The widow of a man killed on a "smart motorway" plans to sue Highways England for corporate manslaughter.
Jason Mercer, 44, died on 7 June on the M1 near Sheffield, where the hard shoulder is now an active lane.
He was involved in a minor collision but when he and the other driver got out to exchange details they were hit by a lorry. Both died at the scene.
His widow, Claire Mercer, said Highways England must reconsider using hard shoulders as live lanes.
The other driver was 22-year-old Alexandru Murgeanu from Mansfield.
Ms Mercer, from Rotherham, said she "fell to the floor" when a police officer told her her husband was dead.
Two months later she is calling on Highways England to outlaw all-lane running and bring back hard shoulders.
"Highways England failed in their duty of care to my husband and several other people and I'm encouraging others to take the same path as me," she said.
"I want the whole [smart motorway] system stopping with immediate effect while independent bodies analyse the facts."
Jason Mercer and three others have died in the past year between junction 31 and 35 of the M1 where there is no hard shoulder.
Sixteen miles of the M1 in South Yorkshire, between Meadowhall and Woodall, have had the hard shoulder replaced every mile or so by a refuge area.
Highways England said overhead gantries advise drivers to move away from a blocked lane.
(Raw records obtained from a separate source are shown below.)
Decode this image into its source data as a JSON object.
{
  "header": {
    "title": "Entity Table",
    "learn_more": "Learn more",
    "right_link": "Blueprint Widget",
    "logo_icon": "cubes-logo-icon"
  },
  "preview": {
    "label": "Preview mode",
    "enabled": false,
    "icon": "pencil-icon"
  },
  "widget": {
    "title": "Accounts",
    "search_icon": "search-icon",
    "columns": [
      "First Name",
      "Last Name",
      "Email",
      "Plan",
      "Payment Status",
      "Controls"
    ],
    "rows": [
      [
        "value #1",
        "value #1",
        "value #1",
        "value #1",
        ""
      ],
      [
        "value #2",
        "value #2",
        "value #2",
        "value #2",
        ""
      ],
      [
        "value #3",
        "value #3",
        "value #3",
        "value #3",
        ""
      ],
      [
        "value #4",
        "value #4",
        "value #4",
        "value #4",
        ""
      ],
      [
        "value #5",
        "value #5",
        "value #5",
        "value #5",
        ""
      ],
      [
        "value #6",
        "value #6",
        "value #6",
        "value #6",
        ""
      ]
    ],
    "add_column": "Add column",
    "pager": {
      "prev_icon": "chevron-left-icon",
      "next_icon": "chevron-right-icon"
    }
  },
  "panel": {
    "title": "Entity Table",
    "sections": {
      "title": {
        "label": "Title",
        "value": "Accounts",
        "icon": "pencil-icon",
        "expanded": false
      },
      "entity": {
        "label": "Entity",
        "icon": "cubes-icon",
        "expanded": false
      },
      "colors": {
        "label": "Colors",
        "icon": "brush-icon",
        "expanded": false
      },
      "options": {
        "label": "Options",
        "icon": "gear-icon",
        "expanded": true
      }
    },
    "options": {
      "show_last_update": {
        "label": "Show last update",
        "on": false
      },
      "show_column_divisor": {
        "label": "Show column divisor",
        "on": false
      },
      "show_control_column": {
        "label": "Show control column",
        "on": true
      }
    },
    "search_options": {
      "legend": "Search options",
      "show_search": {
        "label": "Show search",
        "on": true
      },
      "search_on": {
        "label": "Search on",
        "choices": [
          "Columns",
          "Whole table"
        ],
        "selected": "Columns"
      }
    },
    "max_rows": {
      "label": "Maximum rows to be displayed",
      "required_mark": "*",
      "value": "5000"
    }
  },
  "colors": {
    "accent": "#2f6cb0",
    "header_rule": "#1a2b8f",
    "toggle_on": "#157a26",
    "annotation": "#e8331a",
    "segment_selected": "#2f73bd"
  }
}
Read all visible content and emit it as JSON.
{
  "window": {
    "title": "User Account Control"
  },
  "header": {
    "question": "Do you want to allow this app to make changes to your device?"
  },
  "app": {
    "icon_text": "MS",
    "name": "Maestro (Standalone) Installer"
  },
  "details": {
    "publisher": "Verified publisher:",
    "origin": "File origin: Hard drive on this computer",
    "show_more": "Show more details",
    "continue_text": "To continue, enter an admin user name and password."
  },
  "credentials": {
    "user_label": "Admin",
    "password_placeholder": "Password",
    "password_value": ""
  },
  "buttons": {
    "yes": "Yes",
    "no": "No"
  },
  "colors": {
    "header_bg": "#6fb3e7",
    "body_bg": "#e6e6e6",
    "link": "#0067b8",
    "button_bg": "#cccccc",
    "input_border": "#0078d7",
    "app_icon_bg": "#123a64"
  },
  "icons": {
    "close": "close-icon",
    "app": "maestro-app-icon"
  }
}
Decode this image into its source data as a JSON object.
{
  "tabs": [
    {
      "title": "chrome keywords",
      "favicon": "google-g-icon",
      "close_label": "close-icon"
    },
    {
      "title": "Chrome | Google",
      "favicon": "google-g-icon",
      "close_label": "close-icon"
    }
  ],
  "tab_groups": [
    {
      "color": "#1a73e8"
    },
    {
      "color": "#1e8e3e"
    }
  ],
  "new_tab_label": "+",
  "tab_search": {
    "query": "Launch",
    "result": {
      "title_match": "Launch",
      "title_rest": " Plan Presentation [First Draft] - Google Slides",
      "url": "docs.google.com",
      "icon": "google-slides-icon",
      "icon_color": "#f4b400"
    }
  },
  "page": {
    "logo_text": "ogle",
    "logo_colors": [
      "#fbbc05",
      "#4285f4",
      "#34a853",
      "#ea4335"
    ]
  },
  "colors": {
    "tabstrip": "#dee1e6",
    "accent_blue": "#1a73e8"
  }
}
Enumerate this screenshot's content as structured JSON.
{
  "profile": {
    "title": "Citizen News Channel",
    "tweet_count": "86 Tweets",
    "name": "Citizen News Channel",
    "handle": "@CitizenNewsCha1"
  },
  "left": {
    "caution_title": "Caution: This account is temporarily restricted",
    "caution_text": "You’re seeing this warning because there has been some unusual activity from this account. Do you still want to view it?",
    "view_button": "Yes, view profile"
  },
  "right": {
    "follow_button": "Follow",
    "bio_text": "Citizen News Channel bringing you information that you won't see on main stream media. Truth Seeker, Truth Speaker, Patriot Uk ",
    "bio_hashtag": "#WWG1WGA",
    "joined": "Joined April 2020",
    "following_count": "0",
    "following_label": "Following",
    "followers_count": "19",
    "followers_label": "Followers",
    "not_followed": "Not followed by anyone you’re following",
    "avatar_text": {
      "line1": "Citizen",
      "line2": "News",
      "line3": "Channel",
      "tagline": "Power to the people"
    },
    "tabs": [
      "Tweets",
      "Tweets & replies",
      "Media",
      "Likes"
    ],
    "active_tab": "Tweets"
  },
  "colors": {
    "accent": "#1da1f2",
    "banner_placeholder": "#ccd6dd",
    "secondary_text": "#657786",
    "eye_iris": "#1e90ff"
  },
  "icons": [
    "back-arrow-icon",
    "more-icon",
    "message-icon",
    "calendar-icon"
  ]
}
But vehicles can become stranded in live running lanes if they are not near a refuge area when they have to stop.
There are two types of Smart motorway in the UK. The first is where the hard shoulder is opened to traffic when it's really busy, often cutting speed limits at the same time.
They've been around since 2006 and statistics show they ease congestion and cut accidents, because it's easier to control the traffic. Sensors in the road detect how busy the motorway is and overhead gantries with matrix signs attached declare when the hard shoulder is open.
"All-lane running" is different. It's where the hard shoulder is open all the time, effectively converting a three lane motorway into a four lane one.
For the government it's a cheaper way of increasing road capacity without completely rebuilding a motorway, which would involve widening bridges and junctions.
But a report from the Transport Select Committee in 2016 called for a halt to "all-lane running" schemes, saying there are major safety concerns.
The Department for Transport said "all-lane running" was designed to be as safe as ordinary motorways.
By Spencer Stokes, BBC Yorkshire Business Correspondent
Highways England chief highway engineer Mike Wilson said safety was "top priority".
He said the UK's motorways are among the very safest roads in the world, and the latest generation of smart motorways have reduced casualty rates by over 25%.
"We will continue to evaluate all lane running schemes and work closely with all the emergency services to ensure safety is maintained," Highways England said.
"Evidence shows where all-lane running has been introduced, there have been fewer collisions and congestion has reduced despite an increased number of vehicles using them."
A 39-year-old man from Hull was arrested over the collision and has been released on bail pending further enquiries.